of all exterior lines not enclosed in ferrous metal conduit (except rf lines carrying signals above 3 MHz) at first
termination after building penetration?
Inspection. A survey form in Section 22.214.171.124, Part II, is provided for guidance in accomplishing a
thorough visual inspection. Detailed written notes fully describing all noted deficiencies should be made.
Corrective action. Specific corrective action to accomplish in response to each noted deficiency is
difficult to detail. For instance, cable runs less than 90 meters (300 feet) in length are not normally enclosed
end-to-end in electrically continuous, watertight, ferrous metal conduit. Intensity and incidence of lightning in
the immediate area, together with economic feasibility and operational requirements, are normally the
overriding factors in determining whether the installation of metal conduit is justified and feasible. In most
cases, for the example cited, installation of transient suppression circuits on each end of externally exposed
equipment lines is the most feasible solution. However, installation of transient suppression directly at the
line-equipment interface may also be warranted, depending on equipment susceptibility and lightning incidence.
Consider each deficiency individually. Refer to Sections 126.96.36.199 and 188.8.131.52 as required, and correct
deficiencies in the most feasible manner. Some typical and required corrective actions are listed below:
(1) If a secondary ac surge arrester is not installed at the facility, and there is any history of
lightning incidence in the area, install a surge arrester on the line or load side of the main service disconnect
means. Refer to Section 184.108.40.206 to determine that the surge arrester selected will be adequate and effective.
(2) If the surge arrester and transient suppressor does not have a low-impedance, effective path to
earth ground, take whatever action is necessary to provide effective grounding. Neither the arrester nor
suppressor will provide effective transient protection if an effective ground is not available.
(3) If no transient suppressors are installed on externally exposed equipment lines not enclosed
end-to-end in metal conduit, and the lines interface susceptible equipment, as a minimum install transient
suppressors on each end of each line that interfaces susceptible equipment. Refer to Sections 220.127.116.11 and
18.104.22.168 as required.
22.214.171.124 Transient Protection.
126.96.36.199.1 Protection Requirement. Individual items of electrical and electronic equipment that directly
interface any externally exposed equipment lines, including commercial ac, may require transient protection
that is designed as an integral part of the equipment. Whether or not protection is required is dependent on the
damage susceptibility of the equipment of interest, the level of transient suppression provided on externally
exposed lines at building penetration or external equipment termination and the level of transient energy that is
projected to be conducted to the equipment. For use herein, externally exposed lines are defined as lines
exposed to outside weather elements and environmental conditions. The lines may run overhead, run along
grade surface, or be buried in earth. Included are ac power input lines and signal, control, status, and

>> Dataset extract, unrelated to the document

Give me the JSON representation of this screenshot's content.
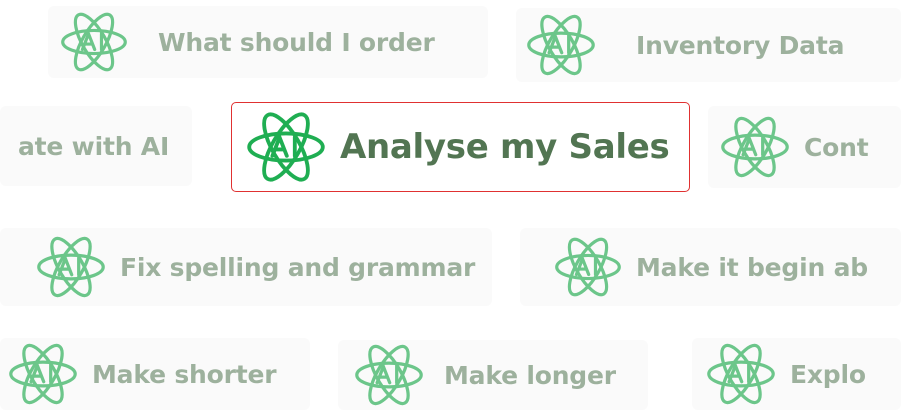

intrafacility powerlines. The lines are commonly referred to as landlines. Transient protection is not required
in equipment when an interfaced landline is fiber optic in lieu of a metallic line. In order to provide effective
transient protection, the damage (withstand) level for the equipment must be determined, and the amplitude
and number of transients that will be conducted to the equipment must be known. This information is provided
in this section. Three areas of equipment circuitry normally require transient protection, and are listed below: